Once closed to visitors, the natural caves beneath Buda Castle are open again for exploration. Twisting and turning and stretching for over three kilometres (two miles), these cellars have been used over the years for a multitude of purposes; a shelter during the Middle Ages, a prison, a 16th-century Turkish harem residence, and a hospital during the Second World War. Tours of this maze of caves – which is well-paved but sometimes poorly lit – takes in ruins of medieval buildings, cave drawing reproductions, and even a nod to Dracula. According to local myth, Vlad Tepes, better known as Count Dracula, was imprisoned here by Hungarian King Matthias Corvinus. A special Oil Lamp Tour is offered every evening at 6pm, led by the glow of a spooky flickering light.
There’s no better way to spend a summer evening in the Hungarian capital than lying back in a deckchair to enjoy a movie at a rooftop cinema. The Budapest Rooftop Cinema has been running since 2012, showing a diverse range of films – from cinema classics to recent Hollywood blockbusters. Each film is shown in its original language with Hungarian or other international subtitles, so it’s a great place for out-of-town visitors.
The principal repository of Budapest’s public library system, the Ervin Szabó Library is located in the converted palatial mansion of a 19th-century Hungarian aristocrat (Count Frigyes Wenckheim). The property was purchased by the City Council in 1931, and is now open to the public – visitors can either visit the ground-floor café or register at reception (don’t forget your photo ID) to gain access to more of the building. The mansion’s Dining Room has been converted to a beautiful reading room, and the Smoking Room, with a sweeping spiral staircase, features dark mahogany bookshelves and a hanging chandelier.
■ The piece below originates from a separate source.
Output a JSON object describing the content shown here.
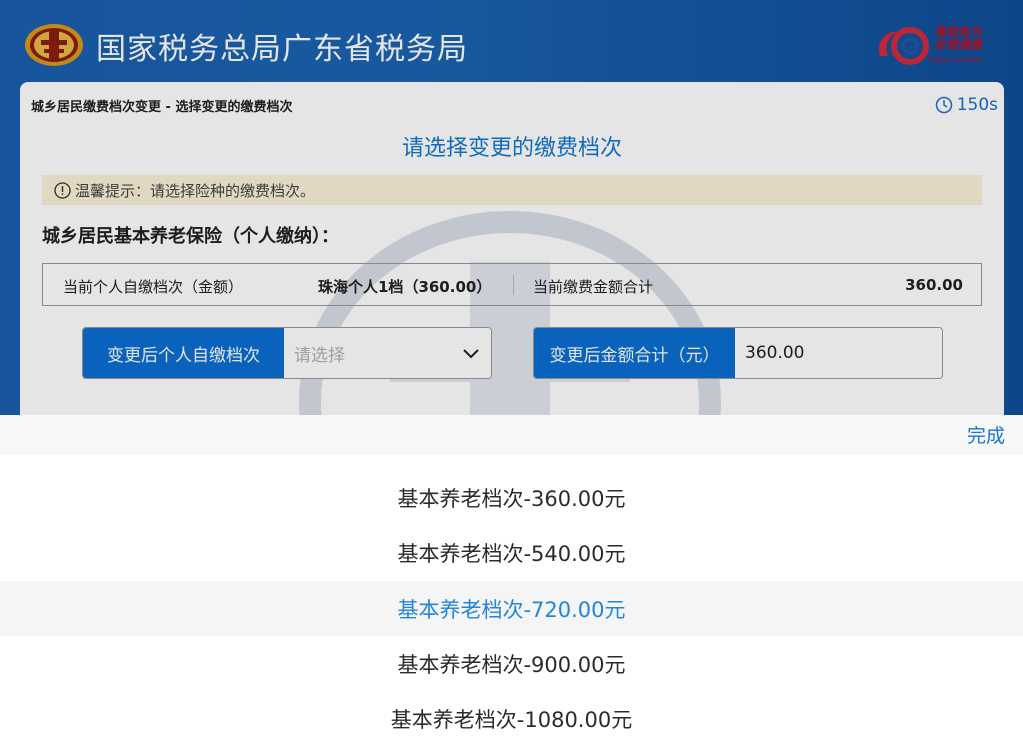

Budapest’s Line 2 tram route is picturesque, even by Budapest standards – it’s frequently called the most scenic tram journey in the world. Some sights along the way include the Palace of Arts, Buda Castle, the Chain Bridge, the Margit Bridge and the stunning Neo-Gothic Parliament Building. The tram itself is a piece of Budapest history, a retro yellow vehicle dating back to Hungary’s Communist era.